Steve H. Hanke and Nicholas Krus have a new Cato working paper out on World Hyperinflations. The paper supplies, for the first time, a table - see below - that contains all 56 episodes of hyperinflation, including several which had previously gone unreported. In a footnote (footnote 3, page 3) Hanke and Krus note that the number of hyperinflation could be 57:
If we were to include our estimate for the 2009-11 case of hyperinflation in North Korea, the total number of hyperinflation episodes would increase to 57. However, as explained in the notes to the table, the available North Korean data did not meet our minimum quality standards. Accordingly, we omitted this episode from the table.The definition of hyperinflation used is that of Cagan (1956): a price-level increase of at least 50% per month. The table utilises clean and consistent inflation metrics, indicates the start and end dates of each episode, identifies the month of peak hyperinflation, and signifies the currency that was in circulation, as well as the method used to calculate inflation rates.

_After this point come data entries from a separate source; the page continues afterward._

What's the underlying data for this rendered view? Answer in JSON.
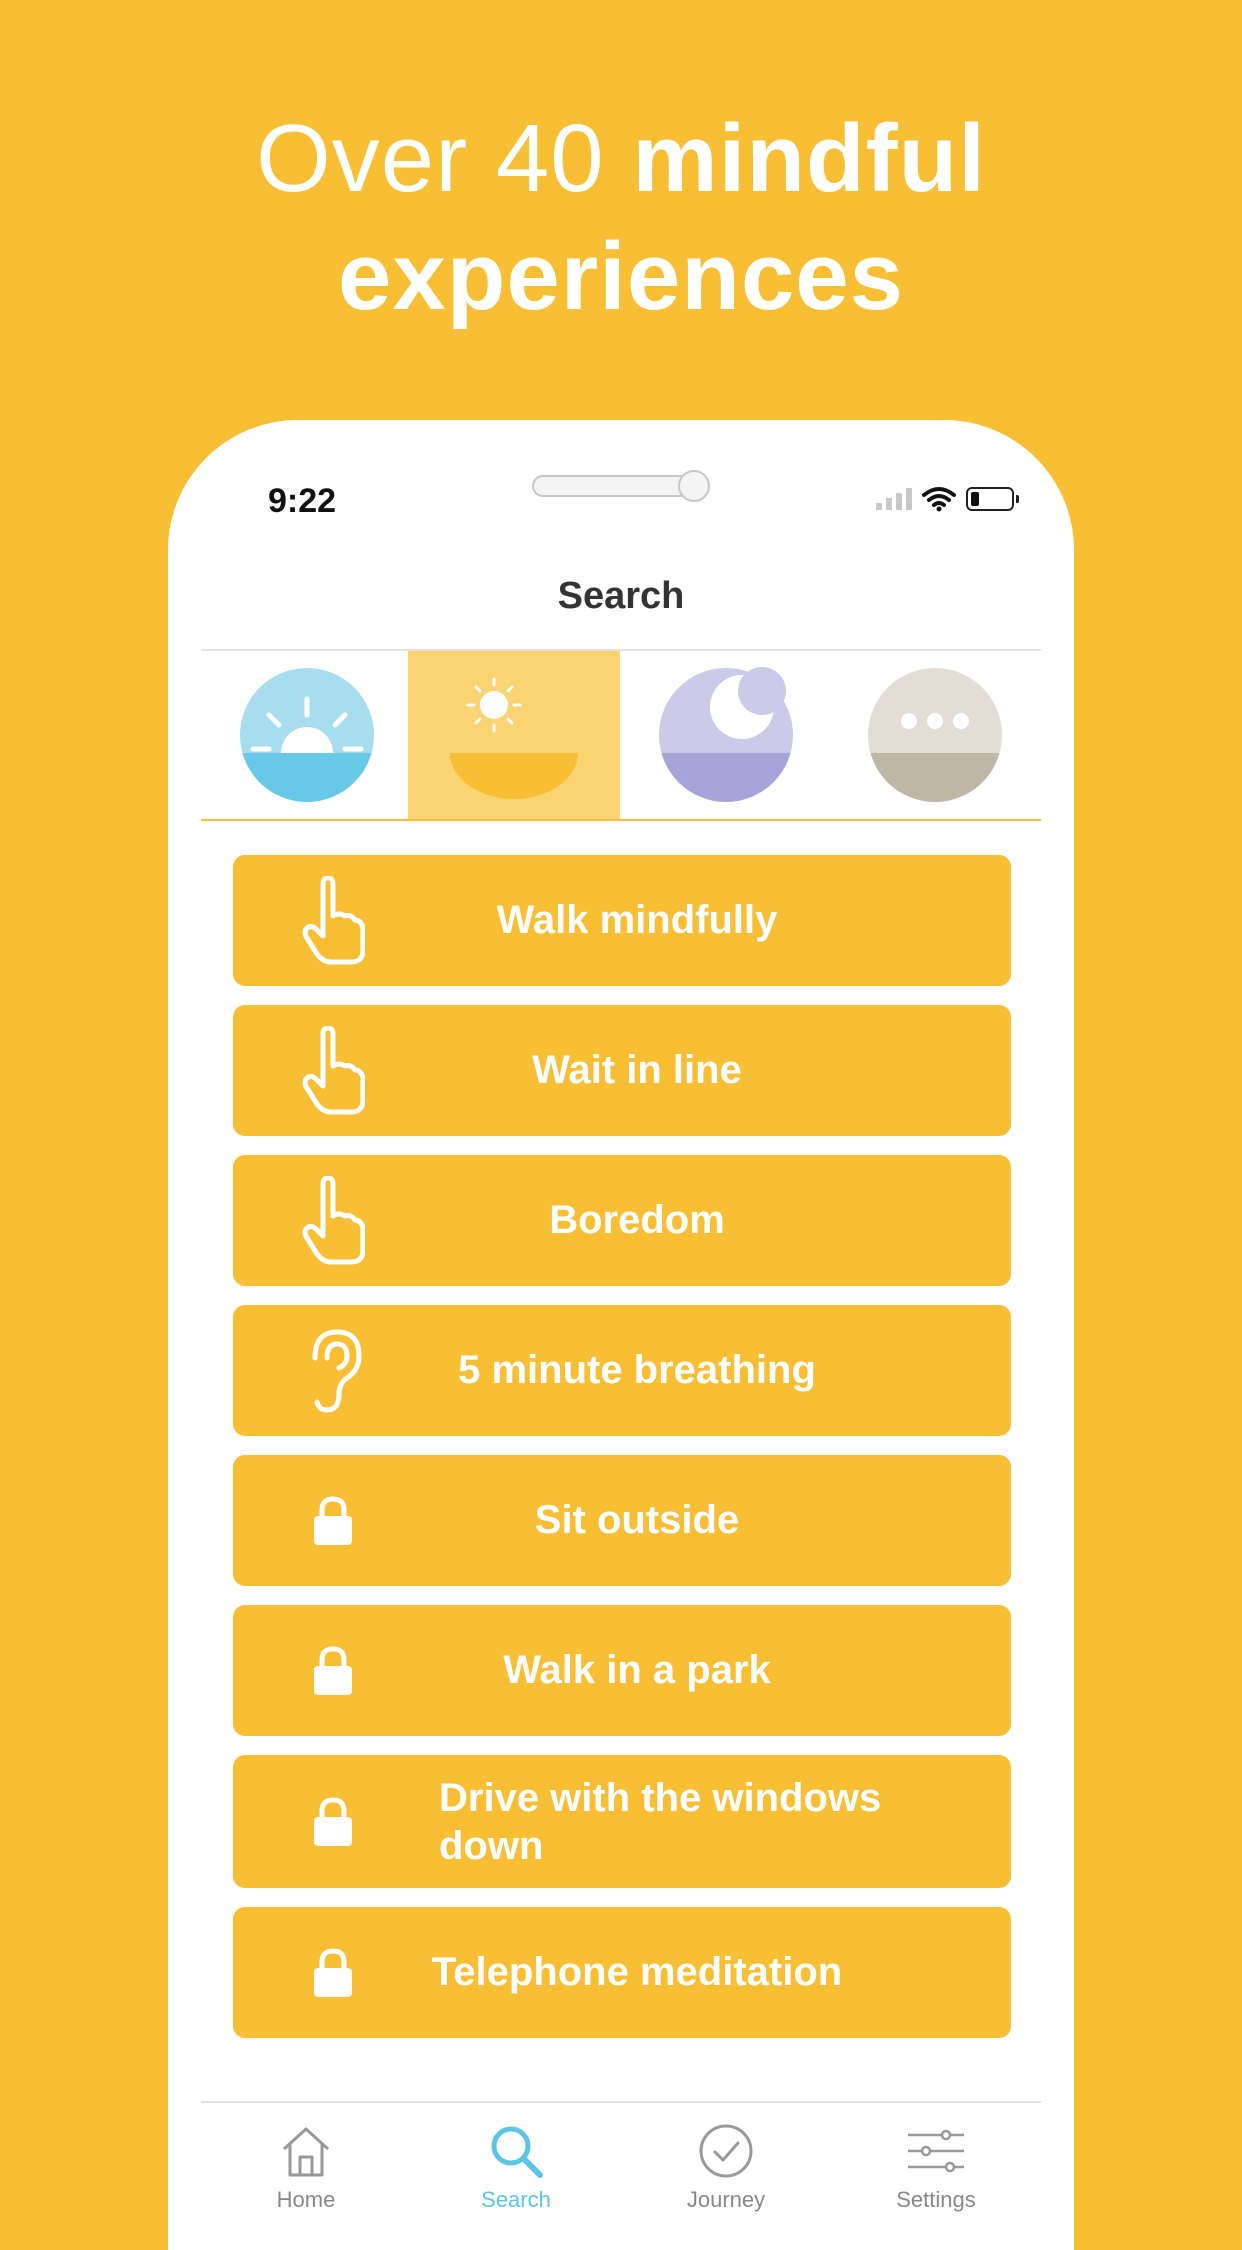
{
  "headline": {
    "light": "Over 40 ",
    "bold": "mindful experiences"
  },
  "status": {
    "time": "9:22"
  },
  "nav": {
    "title": "Search"
  },
  "categories": [
    {
      "name": "morning",
      "icon": "sunrise-icon",
      "color": "#67C8E8",
      "active": false
    },
    {
      "name": "day",
      "icon": "sun-icon",
      "color": "#F8BE34",
      "active": true
    },
    {
      "name": "night",
      "icon": "moon-icon",
      "color": "#A7A4D9",
      "active": false
    },
    {
      "name": "more",
      "icon": "more-icon",
      "color": "#BFB6A5",
      "active": false
    }
  ],
  "items": [
    {
      "label": "Walk mindfully",
      "icon": "hand-pointer-icon"
    },
    {
      "label": "Wait in line",
      "icon": "hand-pointer-icon"
    },
    {
      "label": "Boredom",
      "icon": "hand-pointer-icon"
    },
    {
      "label": "5 minute breathing",
      "icon": "ear-icon"
    },
    {
      "label": "Sit outside",
      "icon": "lock-icon"
    },
    {
      "label": "Walk in a park",
      "icon": "lock-icon"
    },
    {
      "label": "Drive with the windows down",
      "icon": "lock-icon"
    },
    {
      "label": "Telephone meditation",
      "icon": "lock-icon"
    }
  ],
  "tabs": [
    {
      "label": "Home",
      "icon": "home-icon"
    },
    {
      "label": "Search",
      "icon": "search-icon",
      "active": true
    },
    {
      "label": "Journey",
      "icon": "check-circle-icon"
    },
    {
      "label": "Settings",
      "icon": "sliders-icon"
    }
  ],
  "colors": {
    "brand": "#F8BE34",
    "active_tab": "#5BC5E6"
  }
}
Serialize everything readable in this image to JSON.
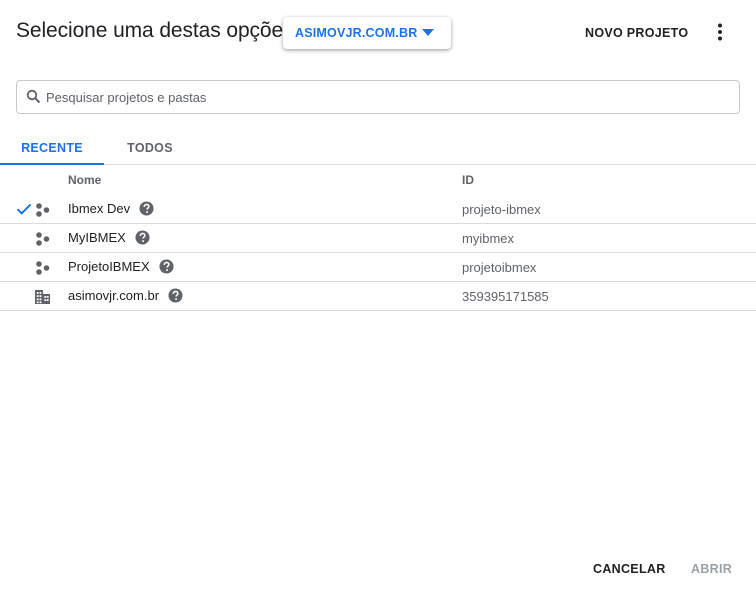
{
  "dialog": {
    "title": "Selecione uma destas opções",
    "organization": "ASIMOVJR.COM.BR",
    "new_project_label": "NOVO PROJETO"
  },
  "search": {
    "placeholder": "Pesquisar projetos e pastas",
    "value": ""
  },
  "tabs": [
    {
      "label": "RECENTE",
      "active": true
    },
    {
      "label": "TODOS",
      "active": false
    }
  ],
  "table": {
    "columns": {
      "name": "Nome",
      "id": "ID"
    },
    "rows": [
      {
        "name": "Ibmex Dev",
        "id": "projeto-ibmex",
        "type": "project-icon",
        "selected": true
      },
      {
        "name": "MyIBMEX",
        "id": "myibmex",
        "type": "project-icon",
        "selected": false
      },
      {
        "name": "ProjetoIBMEX",
        "id": "projetoibmex",
        "type": "project-icon",
        "selected": false
      },
      {
        "name": "asimovjr.com.br",
        "id": "359395171585",
        "type": "organization-icon",
        "selected": false
      }
    ]
  },
  "footer": {
    "cancel_label": "CANCELAR",
    "open_label": "ABRIR"
  },
  "colors": {
    "accent": "#1a73e8",
    "text": "#202124",
    "secondary": "#5f6368",
    "disabled": "#9aa0a6",
    "divider": "#dadce0"
  }
}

The highest inflation rate is Hungary in July 1946 with an inflation rate equivalent to a daily rate of 207%!
I have omitted the footnotes referred to in the table.